      Thanks I know this is a problem for many people who may not ever realize this is what they have. The boys wear those flat flip-flops all the time that have no support. Sam especially needs to have support with his back problems.

    • Denise Handlon profile image

      Denise Handlon 6 years ago from North Carolina

      Hi Danette-unfortunately, I can relate to this, and I believe Cara has also experienced this. I think I checked off all the criteria above re: stats.

      Very helpful. Glad you posted this and I will bookmark it as well. :) Voted up

    • Danette Watt profile image

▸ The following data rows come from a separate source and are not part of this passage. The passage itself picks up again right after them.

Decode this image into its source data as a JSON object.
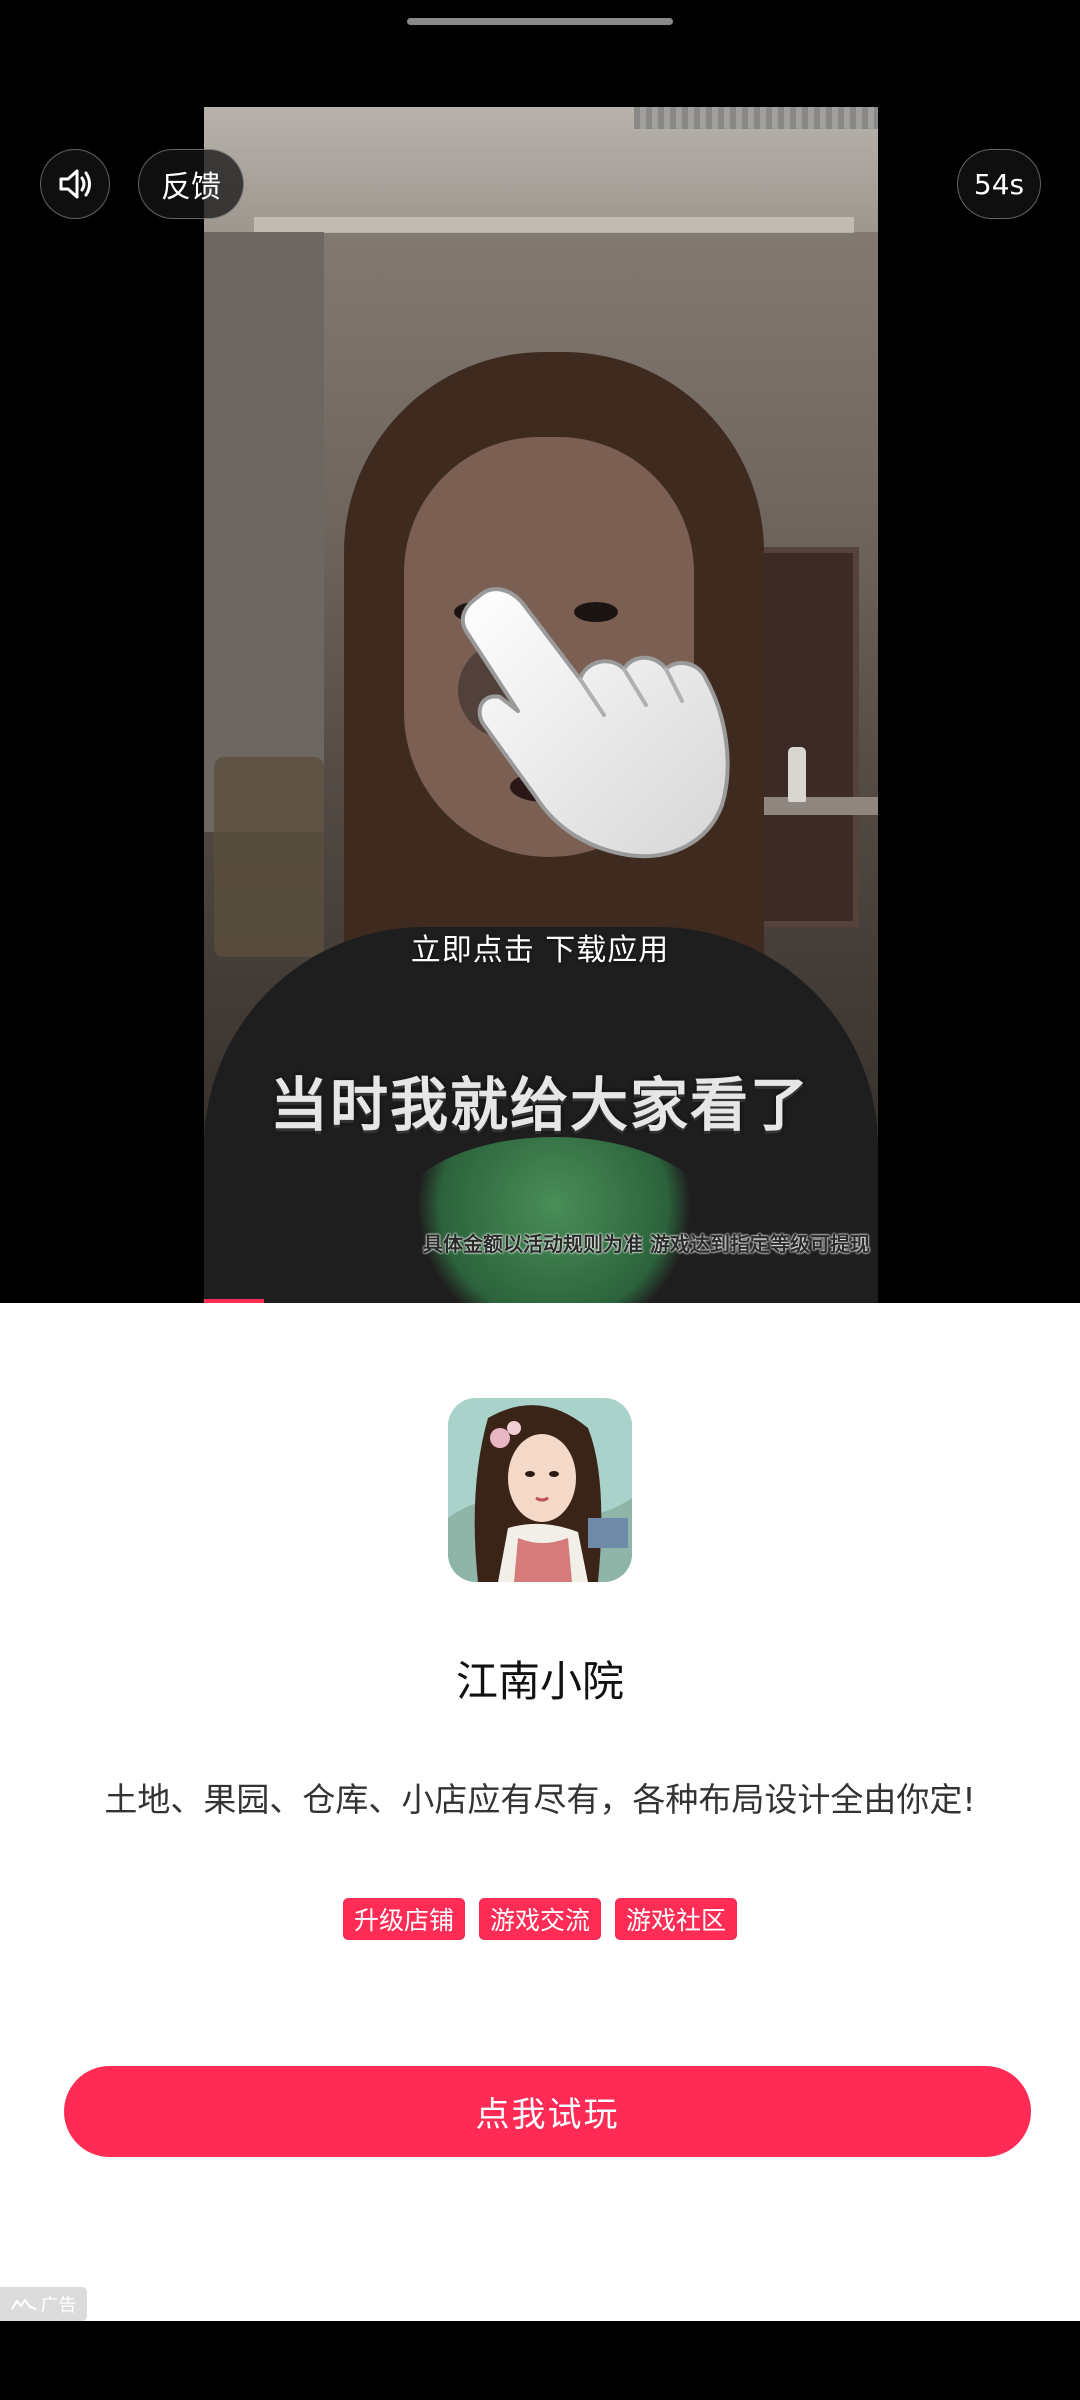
{
  "top_bar": {
    "sound_icon": "speaker-volume-icon",
    "feedback_label": "反馈",
    "timer_label": "54s"
  },
  "video": {
    "cta_text": "立即点击 下载应用",
    "subtitle": "当时我就给大家看了",
    "disclaimer": "具体金额以活动规则为准 游戏达到指定等级可提现",
    "hand_icon": "tap-hand-icon"
  },
  "app": {
    "name": "江南小院",
    "description": "土地、果园、仓库、小店应有尽有，各种布局设计全由你定!",
    "tags": [
      "升级店铺",
      "游戏交流",
      "游戏社区"
    ],
    "play_label": "点我试玩"
  },
  "ad_label": "广告",
  "colors": {
    "accent": "#ff2b55",
    "panel_bg": "#ffffff",
    "screen_bg": "#000000"
  }
}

      Danette Watt 6 years ago from Illinois

      Thanks Lyricallor, for reading and commenting. Hope you can't relate to it because of firsthand knowledge.

    • Lyricallor profile image

      Lorna Lorraine 6 years ago from Croydon

      quite a useful hib,indeed!

    • Danette Watt profile image

      Danette Watt 6 years ago from Illinois

      Since using them, I have replaced the Spenco inserts every time I bought new shoes and I do that about every 8 months or so. I'm on my 3rd set. But frankly, they didn't look worn when I just bought a new pair of shoes yesterday and didn't plan to replace them. However, the saleswoman who was helping me put them in the shoes before I tried them on and I just went ahead and left them in and bought them.

      They cost $20 and I bought them at Lady Foot Locker. You won't find them at a drugstore and probably not even at Walmart or Target. They are definitely worth the money.

      Hope that helps.

    • RTalloni profile image

      RTalloni 6 years ago from the short journey

      Interesting info--thanks for sharing.

      About how much do the Spencos cost and about how long can we expect a pair to last?